▶ Requirement
Search the listing for the word "JSON" and return each line that contains it.

╭─ Excerpted data

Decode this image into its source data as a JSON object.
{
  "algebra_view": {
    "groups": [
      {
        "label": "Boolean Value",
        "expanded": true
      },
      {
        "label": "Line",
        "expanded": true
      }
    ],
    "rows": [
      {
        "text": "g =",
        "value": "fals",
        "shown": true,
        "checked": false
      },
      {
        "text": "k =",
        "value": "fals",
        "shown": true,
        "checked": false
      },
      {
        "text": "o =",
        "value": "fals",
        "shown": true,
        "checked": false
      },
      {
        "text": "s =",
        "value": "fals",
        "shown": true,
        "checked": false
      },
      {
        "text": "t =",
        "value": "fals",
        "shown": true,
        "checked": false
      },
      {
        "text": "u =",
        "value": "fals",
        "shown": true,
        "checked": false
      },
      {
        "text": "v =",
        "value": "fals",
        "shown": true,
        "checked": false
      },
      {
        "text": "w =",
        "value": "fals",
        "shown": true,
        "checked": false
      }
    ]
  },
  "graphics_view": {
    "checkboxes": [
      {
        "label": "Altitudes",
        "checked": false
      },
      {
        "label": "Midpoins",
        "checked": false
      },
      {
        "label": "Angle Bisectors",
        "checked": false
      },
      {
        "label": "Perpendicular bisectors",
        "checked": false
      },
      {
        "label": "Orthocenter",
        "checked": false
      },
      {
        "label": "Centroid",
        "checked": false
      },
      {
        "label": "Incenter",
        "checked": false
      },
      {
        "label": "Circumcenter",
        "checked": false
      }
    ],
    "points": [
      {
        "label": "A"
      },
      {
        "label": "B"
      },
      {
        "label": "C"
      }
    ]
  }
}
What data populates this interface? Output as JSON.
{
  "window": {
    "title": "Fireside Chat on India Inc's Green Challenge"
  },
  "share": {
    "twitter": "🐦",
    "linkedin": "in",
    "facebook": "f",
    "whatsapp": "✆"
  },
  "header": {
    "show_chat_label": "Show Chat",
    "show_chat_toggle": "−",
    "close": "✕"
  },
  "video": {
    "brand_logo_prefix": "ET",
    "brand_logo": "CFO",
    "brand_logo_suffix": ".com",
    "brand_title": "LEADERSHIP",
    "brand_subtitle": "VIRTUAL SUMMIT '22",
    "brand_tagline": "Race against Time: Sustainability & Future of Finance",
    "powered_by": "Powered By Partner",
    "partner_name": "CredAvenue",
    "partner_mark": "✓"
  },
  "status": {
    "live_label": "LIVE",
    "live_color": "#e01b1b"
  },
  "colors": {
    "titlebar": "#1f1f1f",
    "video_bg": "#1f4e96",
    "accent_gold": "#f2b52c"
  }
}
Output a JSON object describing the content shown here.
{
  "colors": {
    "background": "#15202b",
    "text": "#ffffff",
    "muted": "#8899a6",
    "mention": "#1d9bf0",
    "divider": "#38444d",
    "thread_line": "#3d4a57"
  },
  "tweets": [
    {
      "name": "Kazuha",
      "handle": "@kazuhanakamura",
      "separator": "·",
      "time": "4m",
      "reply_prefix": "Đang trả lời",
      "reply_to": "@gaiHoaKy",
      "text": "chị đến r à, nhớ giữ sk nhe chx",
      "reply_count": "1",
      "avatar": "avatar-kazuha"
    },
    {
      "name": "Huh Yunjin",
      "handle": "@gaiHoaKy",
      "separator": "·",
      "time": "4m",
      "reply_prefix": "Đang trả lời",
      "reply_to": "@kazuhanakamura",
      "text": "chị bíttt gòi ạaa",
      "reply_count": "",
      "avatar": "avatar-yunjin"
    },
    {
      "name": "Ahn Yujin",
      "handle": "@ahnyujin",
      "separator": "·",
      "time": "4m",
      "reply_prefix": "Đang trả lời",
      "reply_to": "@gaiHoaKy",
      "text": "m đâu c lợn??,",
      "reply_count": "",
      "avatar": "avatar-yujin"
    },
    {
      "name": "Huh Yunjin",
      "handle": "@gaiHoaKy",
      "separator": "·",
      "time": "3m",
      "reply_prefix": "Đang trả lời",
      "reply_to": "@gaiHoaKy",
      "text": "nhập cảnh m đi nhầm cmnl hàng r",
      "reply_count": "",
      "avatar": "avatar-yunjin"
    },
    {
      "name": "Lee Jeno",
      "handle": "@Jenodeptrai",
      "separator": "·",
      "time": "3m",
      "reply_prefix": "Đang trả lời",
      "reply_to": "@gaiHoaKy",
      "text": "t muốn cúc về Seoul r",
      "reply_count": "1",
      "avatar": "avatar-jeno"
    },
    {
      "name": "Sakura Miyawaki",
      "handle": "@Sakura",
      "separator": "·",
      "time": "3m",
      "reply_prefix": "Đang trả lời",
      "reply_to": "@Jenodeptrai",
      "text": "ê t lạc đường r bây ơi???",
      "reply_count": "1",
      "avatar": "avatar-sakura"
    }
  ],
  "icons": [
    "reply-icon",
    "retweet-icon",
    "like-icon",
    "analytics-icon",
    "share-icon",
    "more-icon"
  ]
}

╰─

▶ Exercise answer
Decode this image into its source data as a JSON object.
What data populates this interface? Output as JSON.
Output a JSON object describing the content shown here.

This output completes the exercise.